(THE TASK):
Lines below that include "this" are the answer; copy each one.
Start of LISTED RECORDS
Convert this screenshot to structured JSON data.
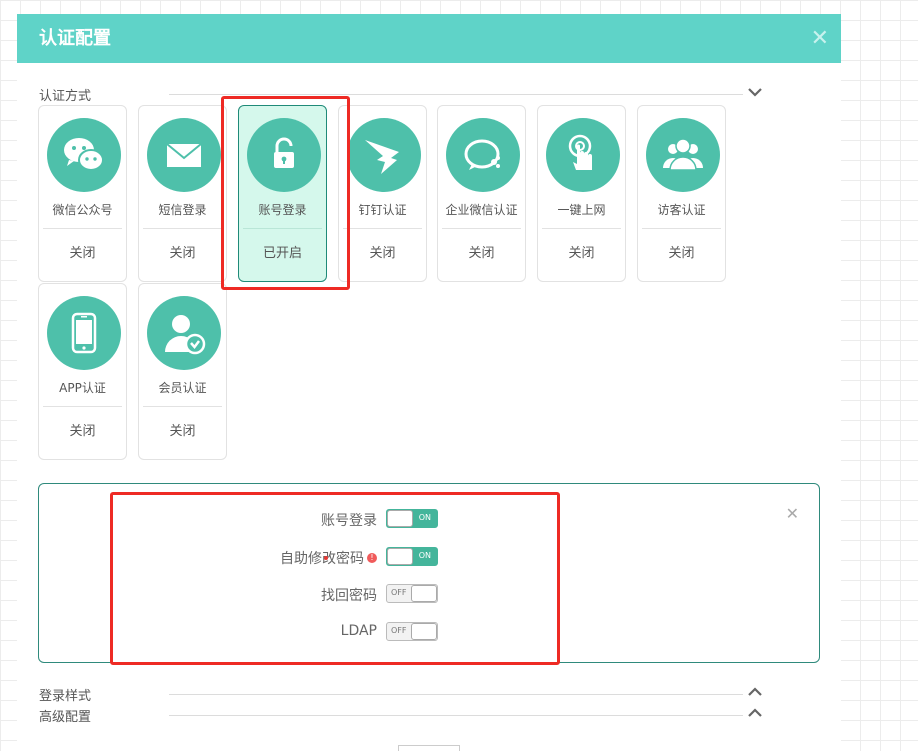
{
  "modal": {
    "title": "认证配置",
    "close_glyph": "✕"
  },
  "sections": {
    "auth_methods": "认证方式",
    "login_style": "登录样式",
    "advanced": "高级配置"
  },
  "auth_cards": [
    {
      "name": "微信公众号",
      "status": "关闭",
      "icon": "wechat-icon",
      "active": false
    },
    {
      "name": "短信登录",
      "status": "关闭",
      "icon": "envelope-icon",
      "active": false
    },
    {
      "name": "账号登录",
      "status": "已开启",
      "icon": "lock-icon",
      "active": true
    },
    {
      "name": "钉钉认证",
      "status": "关闭",
      "icon": "dingtalk-icon",
      "active": false
    },
    {
      "name": "企业微信认证",
      "status": "关闭",
      "icon": "wework-icon",
      "active": false
    },
    {
      "name": "一键上网",
      "status": "关闭",
      "icon": "tap-icon",
      "active": false
    },
    {
      "name": "访客认证",
      "status": "关闭",
      "icon": "visitors-icon",
      "active": false
    },
    {
      "name": "APP认证",
      "status": "关闭",
      "icon": "phone-icon",
      "active": false
    },
    {
      "name": "会员认证",
      "status": "关闭",
      "icon": "member-icon",
      "active": false
    }
  ],
  "settings": {
    "close_glyph": "✕",
    "info_glyph": "!",
    "rows": [
      {
        "label": "账号登录",
        "state": "ON",
        "on": true
      },
      {
        "label": "自助修改密码",
        "state": "ON",
        "on": true
      },
      {
        "label": "找回密码",
        "state": "OFF",
        "on": false
      },
      {
        "label": "LDAP",
        "state": "OFF",
        "on": false
      }
    ]
  },
  "colors": {
    "header": "#5fd3c8",
    "icon_bg": "#4ec0aa",
    "active_card": "#d5f8ec",
    "toggle_on": "#44b59b",
    "highlight": "#ee2a24"
  }
}
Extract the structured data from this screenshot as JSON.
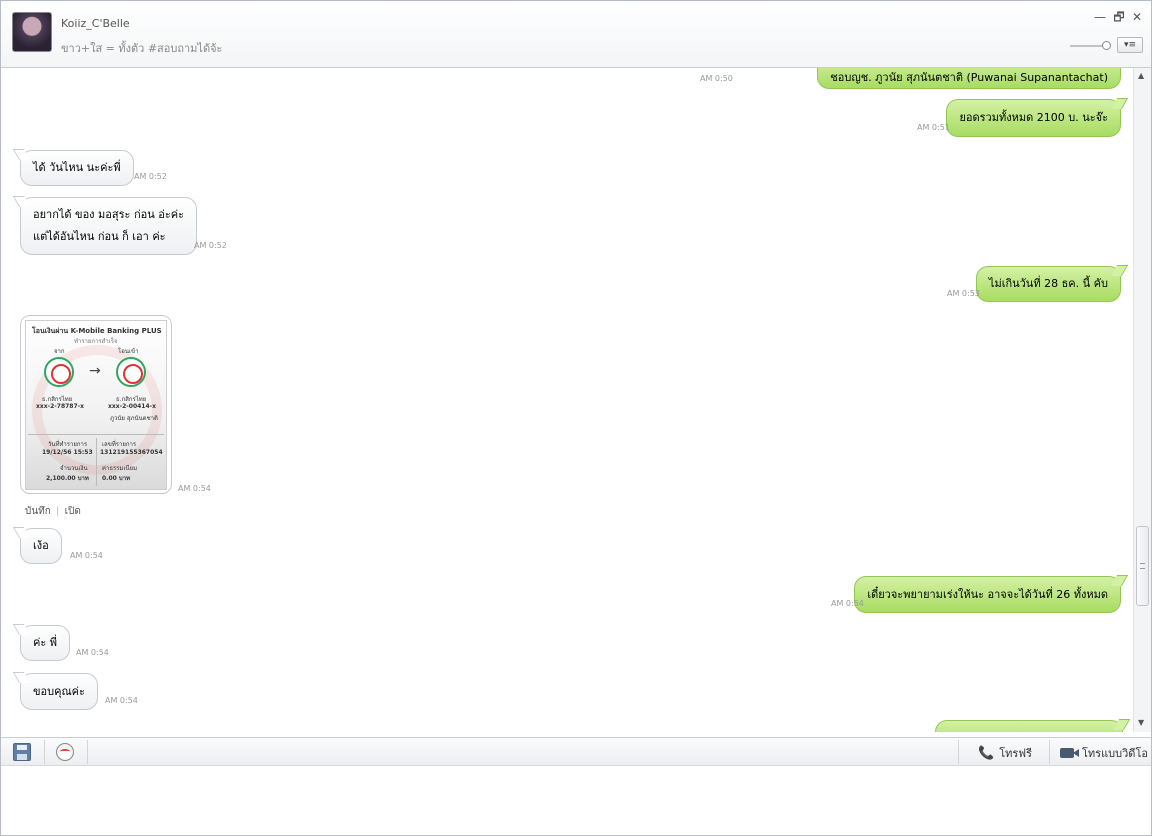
{
  "header": {
    "contact_name": "Koiiz_C'Belle",
    "status_message": "ขาว+ใส = ทั้งตัว #สอบถามได้จ้ะ",
    "menu_label": "▾≡",
    "minimize": "—",
    "restore": "🗗",
    "close": "✕"
  },
  "messages": [
    {
      "side": "out",
      "text": "ชอบญช. ภูวนัย สุภนันตชาติ    (Puwanai  Supanantachat)",
      "time": "AM 0:50"
    },
    {
      "side": "out",
      "text": "ยอดรวมทั้งหมด 2100 บ. นะจ๊ะ",
      "time": "AM 0:51"
    },
    {
      "side": "in",
      "text": "ได้ วันไหน นะค่ะพี่",
      "time": "AM 0:52"
    },
    {
      "side": "in",
      "text_line1": "อยากได้ ของ มอสุระ ก่อน อ่ะค่ะ",
      "text_line2": "แต่ได้อันไหน ก่อน ก็ เอา ค่ะ",
      "time": "AM 0:52"
    },
    {
      "side": "out",
      "text": "ไม่เกินวันที่ 28 ธค. นี้ คับ",
      "time": "AM 0:53"
    },
    {
      "side": "in",
      "type": "image",
      "time": "AM 0:54"
    },
    {
      "side": "in",
      "text": "เง้อ",
      "time": "AM 0:54"
    },
    {
      "side": "out",
      "text": "เดี๋ยวจะพยายามเร่งให้นะ อาจจะได้วันที่ 26 ทั้งหมด",
      "time": "AM 0:54"
    },
    {
      "side": "in",
      "text": "ค่ะ พี่",
      "time": "AM 0:54"
    },
    {
      "side": "in",
      "text": "ขอบคุณค่ะ",
      "time": "AM 0:54"
    }
  ],
  "slip": {
    "title": "โอนเงินผ่าน K-Mobile Banking PLUS",
    "subtitle": "ทำรายการสำเร็จ",
    "from_label": "จาก",
    "to_label": "โอนเข้า",
    "from_bank": "ธ.กสิกรไทย",
    "from_account": "xxx-2-78787-x",
    "to_bank": "ธ.กสิกรไทย",
    "to_account": "xxx-2-00414-x",
    "to_name": "ภูวนัย สุภนันตชาติ",
    "date_label": "วันที่ทำรายการ",
    "date_value": "19/12/56 15:53",
    "ref_label": "เลขที่รายการ",
    "ref_value": "131219155367054",
    "amount_label": "จำนวนเงิน",
    "amount_value": "2,100.00 บาท",
    "fee_label": "ค่าธรรมเนียม",
    "fee_value": "0.00 บาท"
  },
  "image_actions": {
    "save": "บันทึก",
    "separator": "|",
    "open": "เปิด"
  },
  "toolbar": {
    "free_call_label": "โทรฟรี",
    "video_call_label": "โทรแบบวิดีโอ",
    "phone_glyph": "📞"
  }
}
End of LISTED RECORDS
(SOLUTION TO THE PROBLEM):
Convert this screenshot to structured JSON data.
Extract the structured data from this screenshot as JSON.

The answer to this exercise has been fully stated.